To fulfil the national theme, Dr. Otieno noted that the role of youth is extremely relevant in today’s world of 1.9 billion young people, most of whom live in developing countries.
“Half of the people on our planet are 30 or younger, and this is expected to reach 57% by the end of 2030. In Uganda, this number is even higher at 76 %. This young population means that there is a potential population momentum for future economic growth once we invest intentionally in critical sectors such as health, education and employment, enabling the country to reap a demographic dividend. This makes young people crucial agents in the achievement of Uganda’s development goals and Vision 2040.”
She noted that much as the pandemic had dire effects on the world, its effects on youth were unequivocal.
A survey on Youth and COVID-19′, conducted by ILO in 2020, revealed that the pandemic not only led to increased rates of unemployment among young people aged 15 to 24 years but also reduced the rates of working hours by 23%, even among those who were employed.
Dr. Otieno noted that in Uganda, during the COVID-19 pandemic, adolescent girls were deprived of the social protection that school and were exposed to increased risks of sexual violence, exploitation and abuse, child marriages, and teenage pregnancies.
Analysis of data from the District Health Information System showed that there was a 17 percent spike in teenage pregnancies during the school closure period. Furthermore, according to the Ministry of Health HIV estimates in 2022, 70% of new HIV infections among young people were found in adolescent girls.
In addition to the effects of Covid-19, she said that young people today continue to be disproportionately impacted by the multifaceted crises facing the world including the climate crisis.
“Given the disproportionate impact of their suffering during the COVID-19 pandemic, young people must be at the forefront of planning for a post-COVID-19 future and what better way than to engage them in emerging issues such as green energy to create employment while also combating climate change.”
Dr. Otieno noted that it is crucial to capitalize on the potential of young Ugandans and to involve them in national and subnational planning and policy development from a demographic dividend, human rights and results-based perspectives for the nation’s COVID-19 recovery.
At the event, the Ministry of Gender, Labour and Social Development, the National Youth Council and 13 UN agencies; FAO, ILO, IOM, UNAIDS. UNCOF, UNDP, UNESCO, UNFPA, UNHCR, UNICEF, UNODC, UN Women and WHO launched the UN Adolescent and Youth Joint Programme.
The Programme, broadly aligned to the Global UN Youth Strategy and the national frameworks and policies, aims to address the barriers hindering youth potential. The focus areas are sexual and reproductive health, inclusive quality education, skills and employment opportunities. climate action, and peace and security. With an approximate value of 22 million USD, the Programme covers 8 districts across 4 regions of Uganda for the 2023-2025 period, which is the first phase with roll-out to other districts.

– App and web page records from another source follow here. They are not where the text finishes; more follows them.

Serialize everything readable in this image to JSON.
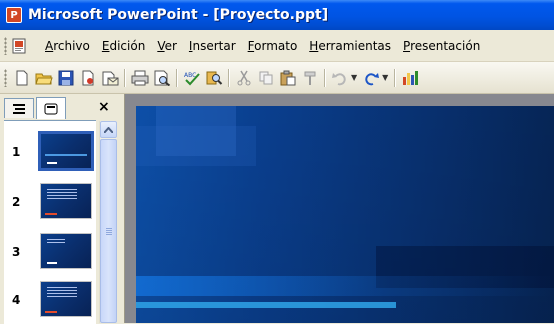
{
  "window": {
    "title": "Microsoft PowerPoint - [Proyecto.ppt]",
    "app_icon_letter": "P"
  },
  "menubar": {
    "items": [
      {
        "label": "Archivo",
        "mnemonic_index": 0
      },
      {
        "label": "Edición",
        "mnemonic_index": 0
      },
      {
        "label": "Ver",
        "mnemonic_index": 0
      },
      {
        "label": "Insertar",
        "mnemonic_index": 0
      },
      {
        "label": "Formato",
        "mnemonic_index": 0
      },
      {
        "label": "Herramientas",
        "mnemonic_index": 0
      },
      {
        "label": "Presentación",
        "mnemonic_index": 0
      }
    ]
  },
  "toolbar": {
    "buttons": [
      "new-icon",
      "open-icon",
      "save-icon",
      "permission-icon",
      "email-icon",
      "print-icon",
      "print-preview-icon",
      "spelling-icon",
      "research-icon",
      "cut-icon",
      "copy-icon",
      "paste-icon",
      "format-painter-icon",
      "undo-icon",
      "redo-icon",
      "chart-icon"
    ]
  },
  "panel": {
    "tabs": [
      "outline-tab-icon",
      "slides-tab-icon"
    ],
    "close_label": "×",
    "slides": [
      {
        "number": "1",
        "selected": true
      },
      {
        "number": "2",
        "selected": false
      },
      {
        "number": "3",
        "selected": false
      },
      {
        "number": "4",
        "selected": false
      }
    ]
  },
  "colors": {
    "titlebar": "#0054e3",
    "selection_border": "#2f5fb8",
    "slide_background": "#0a3f8f"
  }
}
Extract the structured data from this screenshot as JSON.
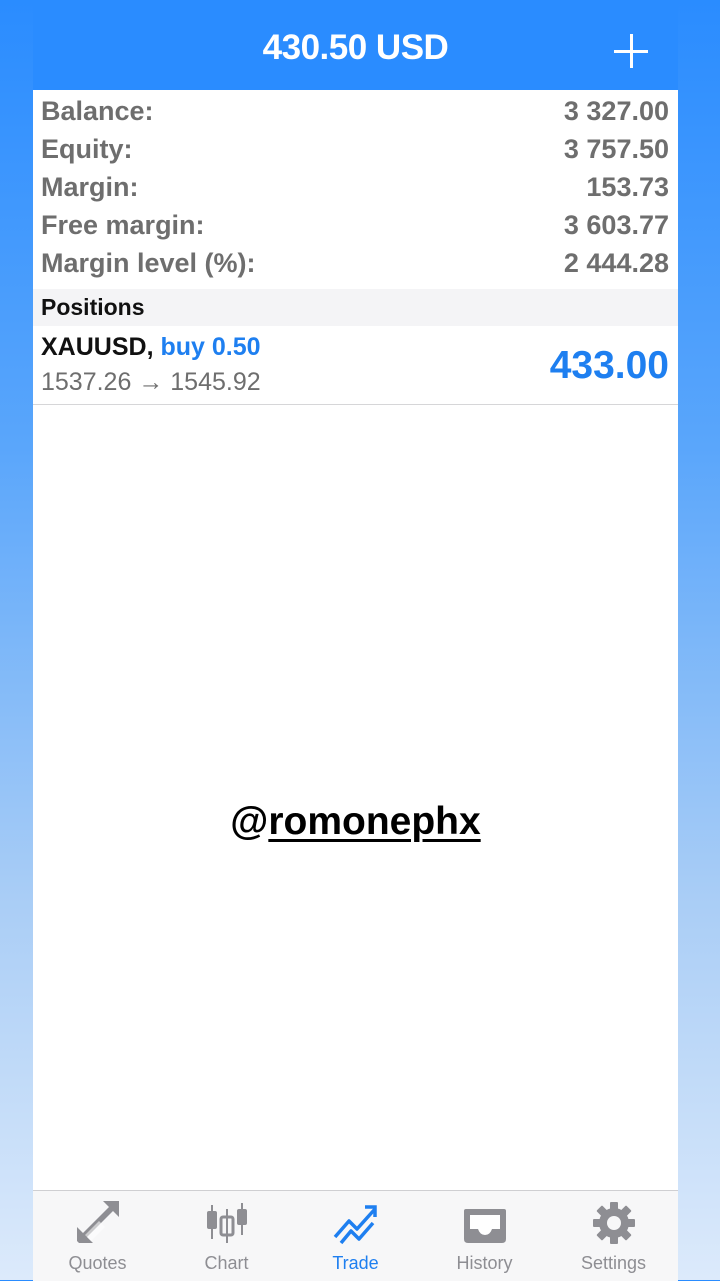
{
  "header": {
    "title": "430.50 USD",
    "add_icon": "plus-icon"
  },
  "summary": [
    {
      "label": "Balance:",
      "value": "3 327.00"
    },
    {
      "label": "Equity:",
      "value": "3 757.50"
    },
    {
      "label": "Margin:",
      "value": "153.73"
    },
    {
      "label": "Free margin:",
      "value": "3 603.77"
    },
    {
      "label": "Margin level (%):",
      "value": "2 444.28"
    }
  ],
  "positions": {
    "heading": "Positions",
    "items": [
      {
        "symbol": "XAUUSD,",
        "side": "buy 0.50",
        "prices": "1537.26 → 1545.92",
        "profit": "433.00"
      }
    ]
  },
  "watermark": {
    "at": "@",
    "handle": "romonephx"
  },
  "tabbar": {
    "active": "Trade",
    "tabs": [
      {
        "label": "Quotes",
        "icon": "quotes-icon"
      },
      {
        "label": "Chart",
        "icon": "candlestick-chart-icon"
      },
      {
        "label": "Trade",
        "icon": "trade-trend-icon"
      },
      {
        "label": "History",
        "icon": "inbox-tray-icon"
      },
      {
        "label": "Settings",
        "icon": "gear-icon"
      }
    ]
  },
  "colors": {
    "accent": "#2a8cff",
    "active_blue": "#1e7ff0",
    "label_gray": "#6e6e6e",
    "tab_gray": "#8e8e93"
  }
}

She retaliated UN’s pledge through the UN Sustainable Development Coopération Framework 2021-2025, supporting several innovations that support youth in contributing to the acceleration of recovery from COVID-19 and achieving the 2030 Agenda.